Aircraft-Induced Turbulence

I just saw the movie “Pushing Tin,” which was OK. It featured an odd ritual of standing on the runway below a landing 747. The turbulence and wind of the landing plane was (in the movie) so intense that the characters performing this crazy stunt were lifted up bodily and thrown accross the runway, oddly enough, to their great delight.

Is this remotely realistic? Sure, there’s got to be a stiff breeze from many tons of metal hurtling through the air just overhead, but would it be powerful enough to knock you down, let alone pick you up and throw you?

Has anyone out there tried this?

I haven’t seen the movie and I don’t know if it’s factual that you can actually get blown around like that, but…

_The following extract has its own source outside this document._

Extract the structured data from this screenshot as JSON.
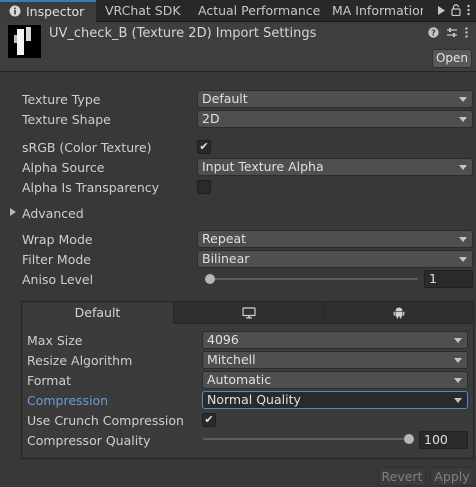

It’s not just a big wind from the plane rushing by that they’re depicting. Airplane wings create vortices as a byproduct of the lift they generate. These are essentially horizontal whirlwinds that are shed from the wingtips and remain in the airplane’s track for quite a while. They can be very powerful and very persistent, and the bigger the plane the bigger the vortices.

There are FAA regulations dealing with how close one plane can follow another that are based on the likelihood of the vortices from the front aircraft interfering with the control of the following plane. It’s a real problem with a 747 followed by a Piper Cub, for example. Pilots of small aircraft report handling difficulties even at distances of a mile or more.

From the Asleep at the Wheel CD, Bob Wills Rides Again:
“It must be hard to lose your wife.”
“Sometimes it’s damn near impossible!”

The vortices from a large jet are powerful enough to flip smaller airplanes on their back.

A friend of my dad’s was flying a Cessna 172 when she was cleared to land in front of a 747. The tower asked her to expedite her landing because there was a 747 behind her. She told the tower, “Tell him to be aware of my wake!”

Wingtip vortices can be very dangerous. My dad was caught in one and was flipped over. The “heavy” was quite a distance away. I was flying a small helicopter over downtown L.A. one morning. It was dead-calm. We ran into a slight burble and decided the only source was a jet thousands of feet above us.

Excerpted/paraphrased from the Airman’s Information Manual (Para 7-3):
Vortices are generated from the moment an aircraft leaves the groud and continue until it lands. The vortices from larger (transport category) aircraft sink at a rate of several hundred feet per minute, slowing their descent and diminishing in strength with time and distance. A vertical seperation between the “heavy” and a light aircraft of 1,000 feet may be considered safe.

When vortices of larger aircraft sink to within 100-200 feet of the ground, they move laterally outward at a rate of 2-3 knots. Surface winds alter their courses. A light, quartering tailwind requires max. caution. This is because this wind would keep a vortex over the runway for a longer period of time.

So! Did the movie portray a probable event? I don’t know. I haven’t seen it. But there is a lot of downwash from the wings, blast from the turbines, and powerful vortices generated by the wings.

“I must leave this planet, if only for an hour.” – Antoine de St. Exupéry

Are you a turtle?

The only thing improbable about it was that they were standing over the end of the runway. The vortices start at the wingtips and move downwards and to the outside of the airplane. Unless there is a strong crosswind, the vortices won’t be over the runway.